(Component data from apps and pages)
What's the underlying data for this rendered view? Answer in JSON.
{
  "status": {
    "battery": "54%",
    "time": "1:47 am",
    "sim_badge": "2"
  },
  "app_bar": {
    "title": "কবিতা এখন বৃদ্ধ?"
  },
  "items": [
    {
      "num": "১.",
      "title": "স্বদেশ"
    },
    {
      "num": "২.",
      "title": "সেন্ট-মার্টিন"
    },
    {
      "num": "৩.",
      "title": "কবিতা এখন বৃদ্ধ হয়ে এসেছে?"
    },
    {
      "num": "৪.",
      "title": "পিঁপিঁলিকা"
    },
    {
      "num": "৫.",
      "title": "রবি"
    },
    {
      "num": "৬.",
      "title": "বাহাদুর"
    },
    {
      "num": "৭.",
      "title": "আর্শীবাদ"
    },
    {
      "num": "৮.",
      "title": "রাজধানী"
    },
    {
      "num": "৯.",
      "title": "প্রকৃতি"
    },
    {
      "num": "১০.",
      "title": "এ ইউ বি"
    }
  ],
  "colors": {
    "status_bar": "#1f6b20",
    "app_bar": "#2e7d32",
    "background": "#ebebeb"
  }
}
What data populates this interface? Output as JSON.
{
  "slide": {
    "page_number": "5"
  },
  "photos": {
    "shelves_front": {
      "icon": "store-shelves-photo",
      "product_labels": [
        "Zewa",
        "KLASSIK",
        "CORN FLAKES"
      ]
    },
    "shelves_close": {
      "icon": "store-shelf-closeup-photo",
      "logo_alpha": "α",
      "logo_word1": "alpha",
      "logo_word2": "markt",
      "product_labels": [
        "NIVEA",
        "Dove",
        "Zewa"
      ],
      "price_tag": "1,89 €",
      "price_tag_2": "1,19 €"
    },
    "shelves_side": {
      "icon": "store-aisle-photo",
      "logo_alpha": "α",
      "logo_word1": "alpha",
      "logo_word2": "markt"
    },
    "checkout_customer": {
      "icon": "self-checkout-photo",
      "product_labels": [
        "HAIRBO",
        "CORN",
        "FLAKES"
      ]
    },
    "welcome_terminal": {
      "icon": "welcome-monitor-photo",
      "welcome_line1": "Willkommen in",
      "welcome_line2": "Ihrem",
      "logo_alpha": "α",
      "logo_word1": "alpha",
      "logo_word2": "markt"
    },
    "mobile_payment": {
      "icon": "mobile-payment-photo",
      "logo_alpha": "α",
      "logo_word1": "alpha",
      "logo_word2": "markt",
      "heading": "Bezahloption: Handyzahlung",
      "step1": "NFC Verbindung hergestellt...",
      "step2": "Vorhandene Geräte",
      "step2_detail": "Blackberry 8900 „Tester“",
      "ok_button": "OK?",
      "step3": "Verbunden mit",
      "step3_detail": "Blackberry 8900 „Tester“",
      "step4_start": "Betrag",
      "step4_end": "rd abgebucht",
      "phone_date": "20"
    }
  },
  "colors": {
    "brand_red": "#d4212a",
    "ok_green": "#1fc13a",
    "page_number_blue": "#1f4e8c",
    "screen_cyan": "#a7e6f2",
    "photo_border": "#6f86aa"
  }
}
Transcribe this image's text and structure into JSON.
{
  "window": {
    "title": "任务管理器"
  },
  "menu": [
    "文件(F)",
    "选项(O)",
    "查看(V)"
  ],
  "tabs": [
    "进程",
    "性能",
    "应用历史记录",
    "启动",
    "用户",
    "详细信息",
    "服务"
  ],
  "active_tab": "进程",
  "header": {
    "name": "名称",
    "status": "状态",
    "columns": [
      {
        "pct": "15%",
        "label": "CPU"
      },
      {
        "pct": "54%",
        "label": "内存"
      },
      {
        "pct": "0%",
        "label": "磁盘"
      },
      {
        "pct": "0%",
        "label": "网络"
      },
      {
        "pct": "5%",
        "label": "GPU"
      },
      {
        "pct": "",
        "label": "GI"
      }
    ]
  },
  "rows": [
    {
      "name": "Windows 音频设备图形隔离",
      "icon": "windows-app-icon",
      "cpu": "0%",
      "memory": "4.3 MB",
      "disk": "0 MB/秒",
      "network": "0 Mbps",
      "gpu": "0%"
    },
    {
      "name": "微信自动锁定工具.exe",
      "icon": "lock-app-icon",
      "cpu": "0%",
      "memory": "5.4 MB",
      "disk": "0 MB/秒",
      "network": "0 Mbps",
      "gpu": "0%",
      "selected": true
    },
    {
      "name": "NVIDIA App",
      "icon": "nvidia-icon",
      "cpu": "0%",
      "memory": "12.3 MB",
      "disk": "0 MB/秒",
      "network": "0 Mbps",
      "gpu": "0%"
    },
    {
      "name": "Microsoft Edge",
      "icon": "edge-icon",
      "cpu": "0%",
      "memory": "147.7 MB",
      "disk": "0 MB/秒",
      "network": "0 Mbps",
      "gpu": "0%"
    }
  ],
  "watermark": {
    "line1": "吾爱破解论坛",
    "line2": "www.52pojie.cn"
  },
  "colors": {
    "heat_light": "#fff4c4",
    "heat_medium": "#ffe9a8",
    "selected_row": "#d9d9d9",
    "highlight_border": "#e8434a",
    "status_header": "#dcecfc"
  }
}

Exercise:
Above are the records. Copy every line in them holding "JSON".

Solution:
What's the underlying data for this rendered view? Answer in JSON.
What data populates this interface? Output as JSON.
Transcribe this image's text and structure into JSON.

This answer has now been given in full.